Replay Value: 9
The WWE SmackDown franchise has become a staple for THQ ever since they've gained the WWE license from the, now defunct, Acclaim. From the start, the series has been a smash hit and a financial success for THQ. So it's no surprise that nearly every single year following the first release has been a new SmackDown game (the first two SmackDowns both came out in 2000, in fact). So now, we're at the tenth game, a follow-up to last year's absurdly flawed and poor effort. But things have changed for SvR2009...THQ and Yukes have listened to our complaints.
The reigning champ of wrestling games lost its belt by default. It didn't matter if WWE2008 was the only wrestler available last year, it simply doesn't deserve any accolades. But this game, it's a different story. Last year my biggest complaint with SvR2008 was that it was slow...dreadfully slow, in fact. Wrestlers walked and ran at a snail's pace, and it was infuriating. The lack of excitement absolutely demolished a game full of potential. Clunkiness was another issue, the controls just didn't seem tight, and the poor collision detection didn't help make matters any better.

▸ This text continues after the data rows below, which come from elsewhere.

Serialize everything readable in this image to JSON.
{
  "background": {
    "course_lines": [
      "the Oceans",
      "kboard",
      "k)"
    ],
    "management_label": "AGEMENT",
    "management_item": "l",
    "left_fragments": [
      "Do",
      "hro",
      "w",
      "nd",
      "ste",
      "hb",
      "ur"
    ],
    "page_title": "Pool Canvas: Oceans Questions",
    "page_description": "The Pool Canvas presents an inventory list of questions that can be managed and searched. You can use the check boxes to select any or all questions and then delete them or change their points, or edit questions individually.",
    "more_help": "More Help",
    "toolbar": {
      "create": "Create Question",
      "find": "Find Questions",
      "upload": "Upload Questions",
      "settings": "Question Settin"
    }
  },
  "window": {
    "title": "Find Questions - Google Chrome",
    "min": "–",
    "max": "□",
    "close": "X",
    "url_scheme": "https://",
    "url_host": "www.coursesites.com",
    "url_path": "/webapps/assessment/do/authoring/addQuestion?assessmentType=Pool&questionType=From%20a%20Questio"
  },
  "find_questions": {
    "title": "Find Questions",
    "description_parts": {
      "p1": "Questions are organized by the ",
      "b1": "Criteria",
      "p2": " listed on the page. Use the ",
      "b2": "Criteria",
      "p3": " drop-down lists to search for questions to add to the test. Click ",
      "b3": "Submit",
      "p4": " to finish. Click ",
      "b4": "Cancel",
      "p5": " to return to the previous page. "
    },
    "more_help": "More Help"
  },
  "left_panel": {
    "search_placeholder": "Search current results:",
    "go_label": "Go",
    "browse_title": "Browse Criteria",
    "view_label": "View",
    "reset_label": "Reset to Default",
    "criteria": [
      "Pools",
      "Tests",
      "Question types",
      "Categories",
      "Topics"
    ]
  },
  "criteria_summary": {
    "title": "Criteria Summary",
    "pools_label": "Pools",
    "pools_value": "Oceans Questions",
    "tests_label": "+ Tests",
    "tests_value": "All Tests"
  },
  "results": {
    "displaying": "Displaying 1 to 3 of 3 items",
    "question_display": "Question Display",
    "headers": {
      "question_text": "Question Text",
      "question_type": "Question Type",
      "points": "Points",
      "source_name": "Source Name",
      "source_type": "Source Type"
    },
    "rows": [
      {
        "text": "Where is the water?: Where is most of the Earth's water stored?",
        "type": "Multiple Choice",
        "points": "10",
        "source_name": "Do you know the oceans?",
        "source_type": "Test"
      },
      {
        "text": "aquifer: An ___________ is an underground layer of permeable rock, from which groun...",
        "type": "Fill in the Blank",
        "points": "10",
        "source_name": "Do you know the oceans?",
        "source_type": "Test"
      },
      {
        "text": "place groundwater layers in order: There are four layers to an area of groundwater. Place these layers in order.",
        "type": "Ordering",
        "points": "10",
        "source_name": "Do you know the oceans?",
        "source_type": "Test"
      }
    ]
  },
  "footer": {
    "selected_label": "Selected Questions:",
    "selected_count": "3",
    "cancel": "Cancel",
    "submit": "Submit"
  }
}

As you can guess, all of that's been cleared up. Now the speed is intact, allowing for a much more exciting game of wrestling that represents the actual sport a whole lot more than last year's game. The controls have been tightened up considerably, feeling a lot more intuitive and responsive. Hand in hand with the new controls comes collision detection that doesn't have your flying wrestler fly right past your opponent and face first into the mat. With all of these issues fixed, the fluidity of the game improves ten fold; I was pulling off maneuvers left and right, keeping the action alive in all of my matches. It's amazing how much just a few minor tweaks can change the entire experience of the game, isn't it?
Mechanics remain largely the same over last year's game, as you'll use the right analog stick to pull off a variety of moves, and a modifier button coupled with the analog stick to pull off an additional set of moves. Once your player's power gauge reaches the top, you can choose to either use a finisher, or store half of your power gauge and pull off a signature move. The great thing about the improvements of SvR2009 is that it also makes the game feel a lot more powerful; every attack you land feels just as solid as the last.
The great thing about SmackDown games has always been its bevy of features, and once again, SvR2009 proves to be no different. Boasting nearly every match type the WWE has to offer, SvR2009 even gains the Inferno Match. In total, 56 match types exist, spread across seven categories, including One on One, Two on Two, Triple Threat, Fatal-4-Way, 6-Man, Handicap, and Royal Rumble. If that's not enough for you, you can enter the game's all new Road to Wrestlemania mode, where now a Co-op storyline exists for tag-team gamers, as do a variety of unique storylines and cutscenes.
Create a Finisher returns for this year's iteration, but now with changes made to the interface to make it more user friendly and intuitive. If you're feeling extra creative, go on create your own WWE superstar, an entrance, and a move-set. With a game that's actually playable this time around, all of these modes are actually quite a lot of fun to explore. It must be said that the amount of depth in the Create a Superstar mode is utterly incredible. And hey, once your done with the Road to Wrestlemania mode and want more, enter the Career and Tournament modes. Believe me, there's a good amount of things to do here, it'll take a while to get it all done. Of course, don't forget the online gameplay, which has been enhanced for SvR2009, and gives you even more stuff to do.
For the most part, the visuals look identical to that of the previous game, but that's not a bad thing. This means you still have very detailed wrestlers who look practically identical to their real-life counterparts. The picture is silky smooth, and the image quality isn't marred by poor image issues such as aliasing or flickering. Additionally, the frame rate kept everything moving along well. Fixed are also all of the crippling visual issues, such as the wrestlers warping all around the screen, falling through the mat, among other collision detection errors. That is not to say that the collision detection is perfect, but a lot of its problems have been addressed. On top of that, my complaint about the crowds from E3 have been addressed. Back in July, the crowd past the fourth row were just blotchy pixels, and that's been fixed with some more detail -- it's not super great, but it certainly isn't as ugly as the early version of the game. I still think it's time for the franchise to stop tuning up the PlayStation 2 engine and work on a proper overhaul for the franchise, though.
Unfortunately, while nearly everything else has changed, the audio hasn't received the same love and care. Commentary, while boasting some more lines, is largely bland and boring much like last year's game. Michael Cole/Tazz and Jerry "The King" Lawler/J.R tend to repeat themselves often, and they rarely mention the wrestler's in the ring by name, it's often a generic reference such as "superstar" or "athlete". So yeah, not much change here and that's a shame. But you do get to use your own songs from your PS3's HDD when creating an entrance and its theme music.
WWE SmackDown vs. Raw 2009 is a major improvement over last year's terribly flawed game. Yukes have tightening nearly everything up for this year's game, and it goes to show how just a few minor things can ball up into something big. SvR2009 is a return to form for the franchise, and fans of both the WWE and SmackDown games should really love this. Even though Midway's TNA Impact showed some potential, THQ has returned to smash it.